* _Entries provided_:
↓↓↓

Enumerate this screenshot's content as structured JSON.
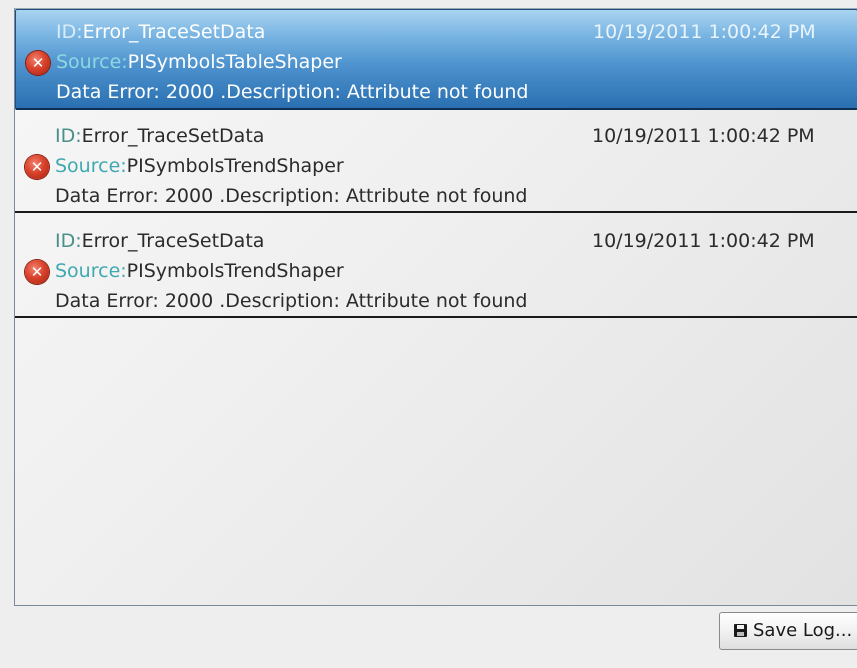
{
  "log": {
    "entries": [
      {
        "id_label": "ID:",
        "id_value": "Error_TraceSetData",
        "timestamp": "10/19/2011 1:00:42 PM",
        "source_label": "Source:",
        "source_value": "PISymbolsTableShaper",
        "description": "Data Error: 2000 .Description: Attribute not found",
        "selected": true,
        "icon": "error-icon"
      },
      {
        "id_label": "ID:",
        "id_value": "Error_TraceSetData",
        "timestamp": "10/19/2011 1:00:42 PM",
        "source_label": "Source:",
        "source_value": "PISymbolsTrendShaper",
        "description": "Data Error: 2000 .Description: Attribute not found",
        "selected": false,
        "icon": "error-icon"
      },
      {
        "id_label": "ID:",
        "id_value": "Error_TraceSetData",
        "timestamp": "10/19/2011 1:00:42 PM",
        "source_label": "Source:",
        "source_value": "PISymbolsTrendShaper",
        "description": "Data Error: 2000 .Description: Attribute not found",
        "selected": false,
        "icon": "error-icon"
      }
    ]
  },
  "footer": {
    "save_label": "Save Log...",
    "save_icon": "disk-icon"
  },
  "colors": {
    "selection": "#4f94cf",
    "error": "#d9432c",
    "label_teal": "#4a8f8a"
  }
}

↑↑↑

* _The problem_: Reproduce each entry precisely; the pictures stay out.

* _Output of the task_:
Enumerate this screenshot's content as structured JSON.
{
  "log": {
    "entries": [
      {
        "id_label": "ID:",
        "id_value": "Error_TraceSetData",
        "timestamp": "10/19/2011 1:00:42 PM",
        "source_label": "Source:",
        "source_value": "PISymbolsTableShaper",
        "description": "Data Error: 2000 .Description: Attribute not found",
        "selected": true,
        "icon": "error-icon"
      },
      {
        "id_label": "ID:",
        "id_value": "Error_TraceSetData",
        "timestamp": "10/19/2011 1:00:42 PM",
        "source_label": "Source:",
        "source_value": "PISymbolsTrendShaper",
        "description": "Data Error: 2000 .Description: Attribute not found",
        "selected": false,
        "icon": "error-icon"
      },
      {
        "id_label": "ID:",
        "id_value": "Error_TraceSetData",
        "timestamp": "10/19/2011 1:00:42 PM",
        "source_label": "Source:",
        "source_value": "PISymbolsTrendShaper",
        "description": "Data Error: 2000 .Description: Attribute not found",
        "selected": false,
        "icon": "error-icon"
      }
    ]
  },
  "footer": {
    "save_label": "Save Log...",
    "save_icon": "disk-icon"
  },
  "colors": {
    "selection": "#4f94cf",
    "error": "#d9432c",
    "label_teal": "#4a8f8a"
  }
}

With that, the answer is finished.